Step 3 – Shred the Squash
Using a fork, shred the flesh of the squash by scraping it from the outside and working your way in, fluffing the strands as you go. You can use the flesh all the way down to the skin.
Place the strands in the bowl with the sun-dried tomato mixture.
Step 4 – Toss and Serve
Gently tear or roughly chop the basil leaves, making sure to reserve some of the smaller whole leaves for garnish.
Add the basil and feta to the bowl with the squash, and toss to combine. Season to taste with salt and pepper, and divide among bowls or plates.
Garnish each finished portion with a drizzle of olive oil, a few basil leaves, and red pepper flakes. Serve immediately.
A Memorable Mouthful
Want to take this recipe to the next level? Toss in a few leafy handfuls of baby spinach to bulk things up a bit, or go in the non-Meatless Monday recipe direction by roasting some bone-in chicken thighs to go on top.
These bad boys are loaded with lemon and would pair beautifully with the dish’s bright sprinkles of feta.
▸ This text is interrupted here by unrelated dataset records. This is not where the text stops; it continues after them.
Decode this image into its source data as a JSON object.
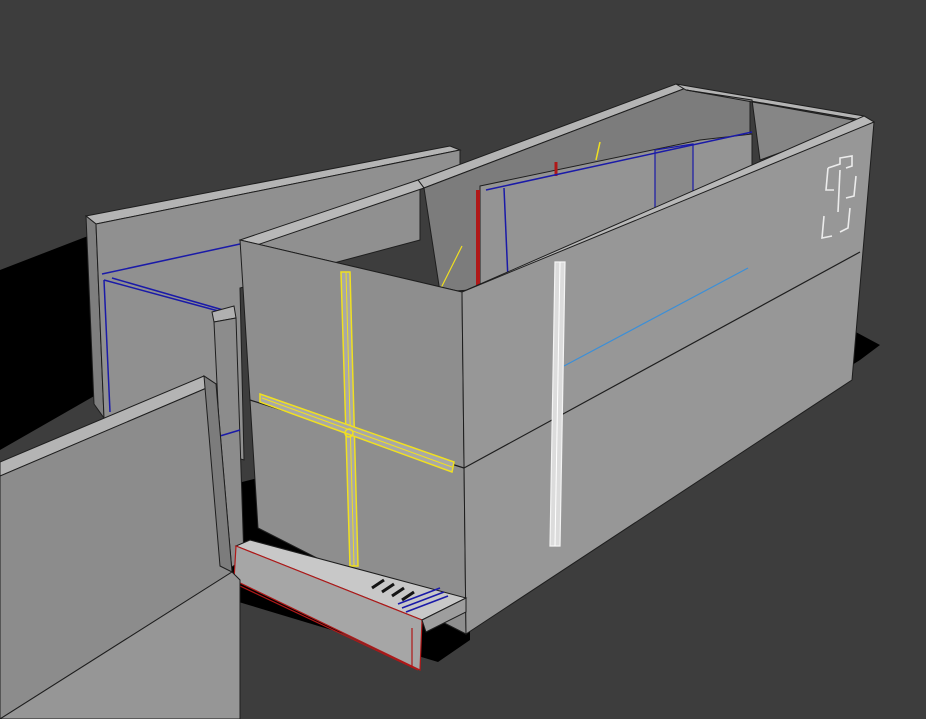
{
  "viewport": {
    "background_color": "#3d3d3d",
    "shadow_color": "#000000",
    "wall_colors": {
      "top_face": "#b4b4b4",
      "front_face": "#8a8a8a",
      "side_face": "#979797",
      "inner_face": "#7e7e7e",
      "edge": "#1e1e1e"
    },
    "highlight_colors": {
      "yellow_selection": "#f0e020",
      "blue_edge": "#1a1aa8",
      "red_edge": "#b01818",
      "light_blue_line": "#3b8fd8",
      "white_pole": "#e6e6e6"
    },
    "objects": [
      {
        "name": "back-left-wall",
        "icon": "wall-mesh"
      },
      {
        "name": "main-box-room",
        "icon": "box-mesh"
      },
      {
        "name": "cross-window-frame",
        "icon": "cross-mesh"
      },
      {
        "name": "white-pole",
        "icon": "cylinder-mesh"
      },
      {
        "name": "entrance-steps",
        "icon": "stairs-mesh"
      },
      {
        "name": "wall-cross-emblem",
        "icon": "cross-mesh"
      },
      {
        "name": "front-left-wall",
        "icon": "wall-mesh"
      }
    ]
  }
}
If for some reason you can’t get your hands on sun-dried tomatoes, throw some chopped Romas under the broiler with olive oil, salt, pepper, and a pinch of sugar to coax out their sweetness.
Pull them out of the oven when they’re perfectly blistered. You won’t get the same tart tongue punch, but the acidity will add complexity to each bite.
In search of more light meals where loud, flavorful veggies stand front and center? Give these meatless recipes a go next:
- Garlic Ginger Vegetarian Tacos with Sweet and Spicy Cabbage Slaw
- Zucchini Mushroom Pepper “Boats” with Mozzarella
- Vegetarian White Bean Chili with Butternut Squash
What other ingredients do you like twirling alongside succulent spaghetti squash? Share your tasty ideas in the comments below! And don’t forget to give this recipe a five-star rating if you loved it.
Photos by Fanny Slater, © Ask the Experts, LLC. ALL RIGHTS RESERVED. See our TOS for more details. Originally published by Jennifer Swartvagher on May 26, 2015. Last updated on November 1, 2021.
Nutritional information derived from a database of known generic and branded foods and ingredients and was not compiled by a registered dietitian or submitted for lab testing. It should be viewed as an approximation.
About Fanny Slater
Fanny Slater is a home-taught food enthusiast based in Wilmington, North Carolina who won the “Rachael Ray Show” Great American Cookbook Competition in 2014, and published her cookbook “Orange, Lavender & Figs” in 2016. Fanny is a food and beverage writer, recipe developer, and social media influencer. She was a co-host on the Food Network series “Kitchen Sink,” was featured on Cooking Channel’s longtime popular series “The Best Thing I Ever Ate,” and continues to appear regularly on the “Rachael Ray Show.”